#### Try it:
The answer must consist of every line below that holds the word "groups".

--

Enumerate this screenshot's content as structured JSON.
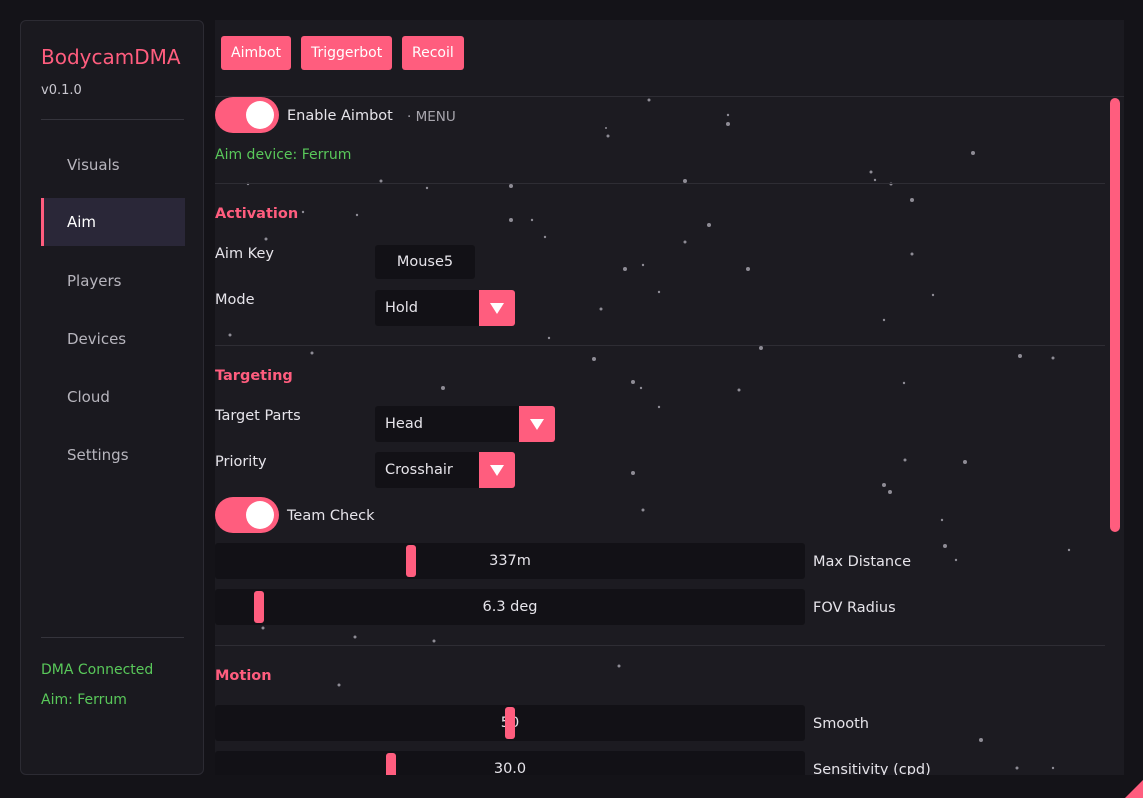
{
  "app": {
    "title": "BodycamDMA",
    "version": "v0.1.0"
  },
  "sidebar": {
    "items": [
      {
        "label": "Visuals"
      },
      {
        "label": "Aim"
      },
      {
        "label": "Players"
      },
      {
        "label": "Devices"
      },
      {
        "label": "Cloud"
      },
      {
        "label": "Settings"
      }
    ],
    "active": "Aim",
    "status": {
      "dma": "DMA Connected",
      "aim": "Aim: Ferrum"
    }
  },
  "tabs": [
    {
      "label": "Aimbot"
    },
    {
      "label": "Triggerbot"
    },
    {
      "label": "Recoil"
    }
  ],
  "aim": {
    "enable_label": "Enable Aimbot",
    "enable_on": true,
    "menu_hint": "· MENU",
    "device_text": "Aim device: Ferrum",
    "activation": {
      "title": "Activation",
      "aim_key_label": "Aim Key",
      "aim_key_value": "Mouse5",
      "mode_label": "Mode",
      "mode_value": "Hold"
    },
    "targeting": {
      "title": "Targeting",
      "parts_label": "Target Parts",
      "parts_value": "Head",
      "priority_label": "Priority",
      "priority_value": "Crosshair",
      "team_check_label": "Team Check",
      "team_check_on": true,
      "max_distance": {
        "label": "Max Distance",
        "value": "337m",
        "fraction": 0.33
      },
      "fov_radius": {
        "label": "FOV Radius",
        "value": "6.3 deg",
        "fraction": 0.068
      }
    },
    "motion": {
      "title": "Motion",
      "smooth": {
        "label": "Smooth",
        "value": "50",
        "fraction": 0.5
      },
      "sensitivity": {
        "label": "Sensitivity (cpd)",
        "value": "30.0",
        "fraction": 0.295
      }
    }
  },
  "colors": {
    "accent": "#ff5d7e",
    "status_green": "#59c85a",
    "panel": "#1c1b21",
    "field": "#121116"
  },
  "scroll": {
    "position": 0.0,
    "visible_fraction": 0.64
  }
}
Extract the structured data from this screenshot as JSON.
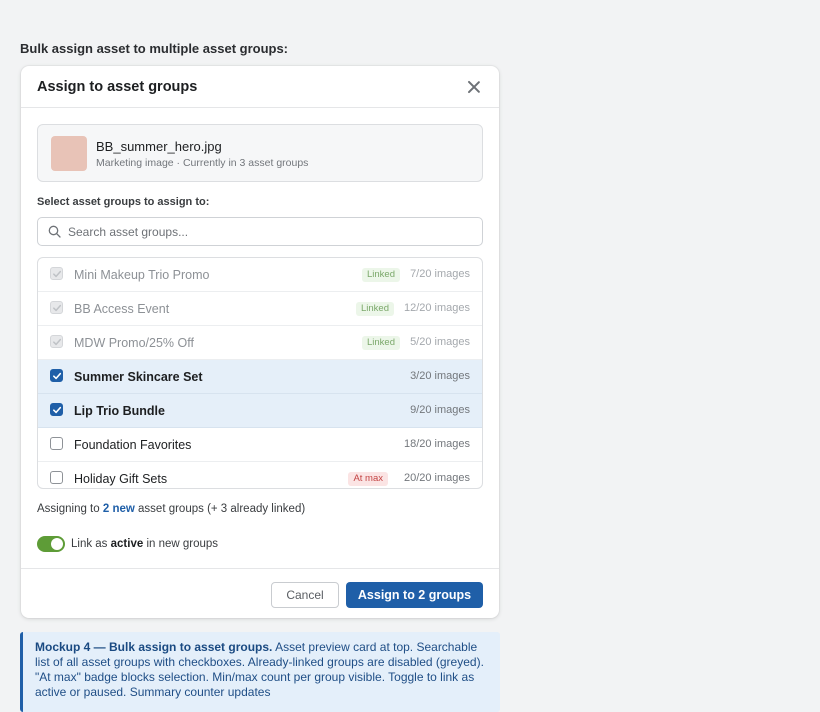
{
  "page": {
    "heading": "Bulk assign asset to multiple asset groups:"
  },
  "modal": {
    "title": "Assign to asset groups",
    "asset": {
      "name": "BB_summer_hero.jpg",
      "meta": "Marketing image · Currently in 3 asset groups",
      "thumb_color": "#e8c3b7"
    },
    "select_label": "Select asset groups to assign to:",
    "search_placeholder": "Search asset groups...",
    "groups": [
      {
        "name": "Mini Makeup Trio Promo",
        "badge": "Linked",
        "count": "7/20 images",
        "state": "disabled"
      },
      {
        "name": "BB Access Event",
        "badge": "Linked",
        "count": "12/20 images",
        "state": "disabled"
      },
      {
        "name": "MDW Promo/25% Off",
        "badge": "Linked",
        "count": "5/20 images",
        "state": "disabled"
      },
      {
        "name": "Summer Skincare Set",
        "badge": "",
        "count": "3/20 images",
        "state": "selected"
      },
      {
        "name": "Lip Trio Bundle",
        "badge": "",
        "count": "9/20 images",
        "state": "selected"
      },
      {
        "name": "Foundation Favorites",
        "badge": "",
        "count": "18/20 images",
        "state": "unchecked"
      },
      {
        "name": "Holiday Gift Sets",
        "badge": "At max",
        "count": "20/20 images",
        "state": "unchecked"
      }
    ],
    "summary": {
      "prefix": "Assigning to ",
      "count": "2 new",
      "suffix": " asset groups (+ 3 already linked)"
    },
    "toggle": {
      "prefix": "Link as ",
      "bold": "active",
      "suffix": " in new groups",
      "on": true
    },
    "cancel_label": "Cancel",
    "assign_label": "Assign to 2 groups"
  },
  "note": {
    "title": "Mockup 4 — Bulk assign to asset groups.",
    "body": " Asset preview card at top. Searchable list of all asset groups with checkboxes. Already-linked groups are disabled (greyed). \"At max\" badge blocks selection. Min/max count per group visible. Toggle to link as active or paused. Summary counter updates"
  },
  "colors": {
    "primary": "#1f5fa8",
    "toggle_on": "#5e9c37",
    "selected_row": "#e5eff9",
    "linked_badge_text": "#7ba86a",
    "max_badge_text": "#c34444"
  }
}
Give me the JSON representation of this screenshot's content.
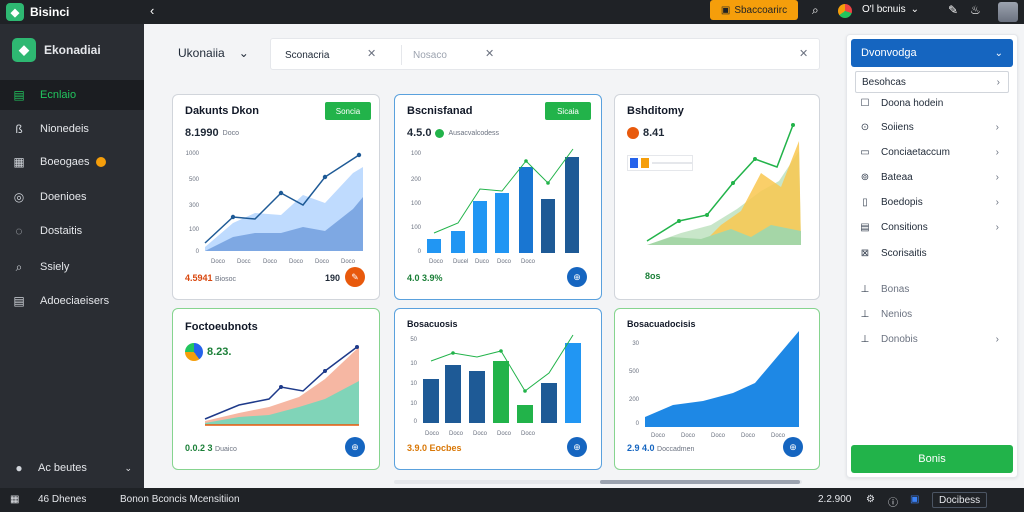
{
  "app": {
    "name": "Bisinci"
  },
  "topbar": {
    "back_glyph": "‹",
    "center_button": "Sbaccoarirc",
    "user_label": "O'l bcnuis",
    "user_chevron": "⌄",
    "icons": [
      "search-icon",
      "tools-icon",
      "bell-icon",
      "grid-icon"
    ]
  },
  "sidebar": {
    "brand": "Ekonadiai",
    "items": [
      {
        "label": "Ecnlaio",
        "icon": "▤"
      },
      {
        "label": "Nionedeis",
        "icon": "ß"
      },
      {
        "label": "Boeogaes",
        "icon": "▦"
      },
      {
        "label": "Doenioes",
        "icon": "◎"
      },
      {
        "label": "Dostaitis",
        "icon": "◌"
      },
      {
        "label": "Ssiely",
        "icon": "⌕"
      },
      {
        "label": "Adoeciaeisers",
        "icon": "▤"
      }
    ],
    "bottom": {
      "label": "Ac beutes",
      "chevron": "⌄"
    }
  },
  "header": {
    "workspace": "Ukonaiia",
    "workspace_chevron": "⌄",
    "filters": [
      {
        "label": "Sconacria",
        "close": "✕"
      },
      {
        "label": "Nosaco",
        "close": "✕"
      }
    ],
    "clear": "✕"
  },
  "cards": [
    {
      "title": "Dakunts Dkon",
      "button": "Soncia",
      "value": "8.1990",
      "value_sub": "Doco",
      "y_ticks": [
        "1000",
        "500",
        "300",
        "100",
        "0"
      ],
      "x_ticks": [
        "Doco",
        "Docc",
        "Doco",
        "Doco",
        "Doco",
        "Doco"
      ],
      "foot": "4.5941",
      "foot_sub": "Biosoc",
      "foot_right": "190"
    },
    {
      "title": "Bscnisfanad",
      "button": "Sicaia",
      "value": "4.5.0",
      "value_sub": "Ausacvalcodess",
      "y_ticks": [
        "100",
        "200",
        "100",
        "100",
        "0"
      ],
      "x_ticks": [
        "Doco",
        "Ducel",
        "Duco",
        "Doco",
        "Doco"
      ],
      "foot": "4.0 3.9%"
    },
    {
      "title": "Bshditomy",
      "value": "8.41",
      "foot": "8os"
    },
    {
      "title": "Foctoeubnots",
      "value": "8.23.",
      "foot": "0.0.2 3",
      "foot_sub": "Duaico"
    },
    {
      "title": "Bosacuosis",
      "y_ticks": [
        "50",
        "10",
        "10",
        "10",
        "0"
      ],
      "x_ticks": [
        "Doco",
        "Doco",
        "Doco",
        "Doco",
        "Doco"
      ],
      "foot": "3.9.0 Eocbes"
    },
    {
      "title": "Bosacuadocisis",
      "y_ticks": [
        "30",
        "500",
        "200",
        "0"
      ],
      "x_ticks": [
        "Doco",
        "Doco",
        "Doco",
        "Doco",
        "Doco"
      ],
      "foot": "2.9 4.0",
      "foot_sub": "Doccadmen"
    }
  ],
  "right_panel": {
    "header": "Dvonvodga",
    "header_chevron": "⌄",
    "subheader": "Besohcas",
    "items": [
      {
        "label": "Doona hodein",
        "icon": "☐",
        "chev": ""
      },
      {
        "label": "Soiiens",
        "icon": "⊙",
        "chev": "›"
      },
      {
        "label": "Conciaetaccum",
        "icon": "▭",
        "chev": "›"
      },
      {
        "label": "Bateaa",
        "icon": "⊚",
        "chev": "›"
      },
      {
        "label": "Boedopis",
        "icon": "▯",
        "chev": "›"
      },
      {
        "label": "Consitions",
        "icon": "▤",
        "chev": "›"
      },
      {
        "label": "Scorisaitis",
        "icon": "⊠",
        "chev": ""
      },
      {
        "label": "Bonas",
        "icon": "⊥",
        "chev": ""
      },
      {
        "label": "Nenios",
        "icon": "⊥",
        "chev": ""
      },
      {
        "label": "Donobis",
        "icon": "⊥",
        "chev": "›"
      }
    ],
    "button": "Bonis"
  },
  "statusbar": {
    "left_label": "46 Dhenes",
    "center_label": "Bonon Bconcis Mcensitiion",
    "right_value": "2.2.900",
    "right_label": "Docibess"
  },
  "colors": {
    "accent_green": "#22b34a",
    "accent_blue": "#1565c0",
    "topbar_orange": "#f59e0b",
    "sidebar_bg": "#2a2d33"
  }
}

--

#### Exercise response:
    "heading": "Bulk assign asset to multiple asset groups:"
    "title": "Assign to asset groups",
      "meta": "Marketing image · Currently in 3 asset groups",
    "select_label": "Select asset groups to assign to:",
    "search_placeholder": "Search asset groups...",
    "groups": [
      "suffix": " asset groups (+ 3 already linked)"
      "suffix": " in new groups",
    "assign_label": "Assign to 2 groups"
    "title": "Mockup 4 — Bulk assign to asset groups.",
    "body": " Asset preview card at top. Searchable list of all asset groups with checkboxes. Already-linked groups are disabled (greyed). \"At max\" badge blocks selection. Min/max count per group visible. Toggle to link as active or paused. Summary counter updates"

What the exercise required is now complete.